She expected to be arrested, Arellano said, but didn’t mind sacrificing herself for the cause. “I wanted the people to see me strong, not weak,” she said.

Critics in the U.S. questioned her motives.

“It’s pretty clear that she wasn’t getting the kind of publicity she wanted holed up in that church in Chicago for a year. She needed to goose the issues, so she needed to get back into the media spotlight,” said Mark Kirkorian, executive director of the Center for Immigration Studies in Washington, D.C.

Mexican media were falling over themselves giving her the spotlight, which they believed she richly deserved.

Arellano said she plans to continue her activism in the short term, but won’t decide her future plans until going home to Michoacan next week. She said her 8-year-old son, Saul, will stay in the United States, but will visit her regularly.

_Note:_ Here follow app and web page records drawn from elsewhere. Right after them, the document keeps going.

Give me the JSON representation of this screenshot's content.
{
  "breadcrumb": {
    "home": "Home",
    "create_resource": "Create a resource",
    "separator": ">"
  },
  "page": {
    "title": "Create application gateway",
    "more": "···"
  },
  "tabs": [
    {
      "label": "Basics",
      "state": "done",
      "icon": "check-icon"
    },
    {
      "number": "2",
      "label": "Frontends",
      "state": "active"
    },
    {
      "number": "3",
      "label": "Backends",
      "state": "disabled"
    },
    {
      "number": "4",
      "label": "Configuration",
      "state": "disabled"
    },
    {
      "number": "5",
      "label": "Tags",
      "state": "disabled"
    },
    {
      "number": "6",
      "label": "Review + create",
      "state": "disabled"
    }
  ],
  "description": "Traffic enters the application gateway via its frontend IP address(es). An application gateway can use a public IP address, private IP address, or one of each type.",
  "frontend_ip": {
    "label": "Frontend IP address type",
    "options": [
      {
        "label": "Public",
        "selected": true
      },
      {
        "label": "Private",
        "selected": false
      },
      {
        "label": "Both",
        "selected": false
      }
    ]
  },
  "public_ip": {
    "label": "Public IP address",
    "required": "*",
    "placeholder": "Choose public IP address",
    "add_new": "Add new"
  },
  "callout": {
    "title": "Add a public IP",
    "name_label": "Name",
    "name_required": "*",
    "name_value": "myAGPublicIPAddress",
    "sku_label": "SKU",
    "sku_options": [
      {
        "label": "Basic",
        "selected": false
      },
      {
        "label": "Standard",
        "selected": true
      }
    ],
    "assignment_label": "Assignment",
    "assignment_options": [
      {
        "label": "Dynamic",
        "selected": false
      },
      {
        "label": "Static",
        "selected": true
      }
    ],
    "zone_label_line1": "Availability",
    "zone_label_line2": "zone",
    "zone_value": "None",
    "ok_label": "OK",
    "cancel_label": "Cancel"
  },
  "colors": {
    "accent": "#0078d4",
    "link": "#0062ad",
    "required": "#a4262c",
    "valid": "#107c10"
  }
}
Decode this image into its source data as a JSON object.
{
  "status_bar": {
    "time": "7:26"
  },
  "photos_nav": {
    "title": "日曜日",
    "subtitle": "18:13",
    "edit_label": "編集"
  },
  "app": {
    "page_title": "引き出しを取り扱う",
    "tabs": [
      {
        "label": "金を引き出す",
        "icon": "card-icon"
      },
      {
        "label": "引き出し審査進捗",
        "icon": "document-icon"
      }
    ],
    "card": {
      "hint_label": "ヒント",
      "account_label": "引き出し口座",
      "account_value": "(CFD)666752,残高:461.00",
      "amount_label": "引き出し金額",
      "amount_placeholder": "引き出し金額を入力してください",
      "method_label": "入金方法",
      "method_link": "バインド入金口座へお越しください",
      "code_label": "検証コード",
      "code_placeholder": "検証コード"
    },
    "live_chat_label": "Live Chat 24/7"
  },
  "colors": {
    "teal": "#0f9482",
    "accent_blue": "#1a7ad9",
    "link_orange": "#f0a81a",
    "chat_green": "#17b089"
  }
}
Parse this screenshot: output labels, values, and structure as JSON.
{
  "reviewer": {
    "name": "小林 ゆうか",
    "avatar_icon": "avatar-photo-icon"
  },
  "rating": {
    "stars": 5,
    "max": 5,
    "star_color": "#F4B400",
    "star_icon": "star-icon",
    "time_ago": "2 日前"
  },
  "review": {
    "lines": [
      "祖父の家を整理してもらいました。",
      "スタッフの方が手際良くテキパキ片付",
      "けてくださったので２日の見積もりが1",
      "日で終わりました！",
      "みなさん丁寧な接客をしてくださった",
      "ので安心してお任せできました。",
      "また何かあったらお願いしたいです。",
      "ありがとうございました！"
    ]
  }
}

Arellano first entered the U.S. in 1997; she was caught and deported. A few days later, she reentered the country, a felony punishable by up to 20 years in prison. In 2002, she was arrested and convicted of using a false Social Security number in Chicago.


Last summer an immigration judge ordered Arellano to appear for deportation. Instead, she sought refuge in the church. Sanctuary is an ancient concept but has no standing under U.S. law. Still, authorities refrained from arresting her until she began traveling outside Chicago.

Arellano said that she didn’t deserve to be deported, and that she used the fake Social Security number so she could pay taxes and buy a house.

“I didn’t harm anyone,” she said. “I just wanted to work.”


Times staff writer Teresa Watanabe contributed to this report.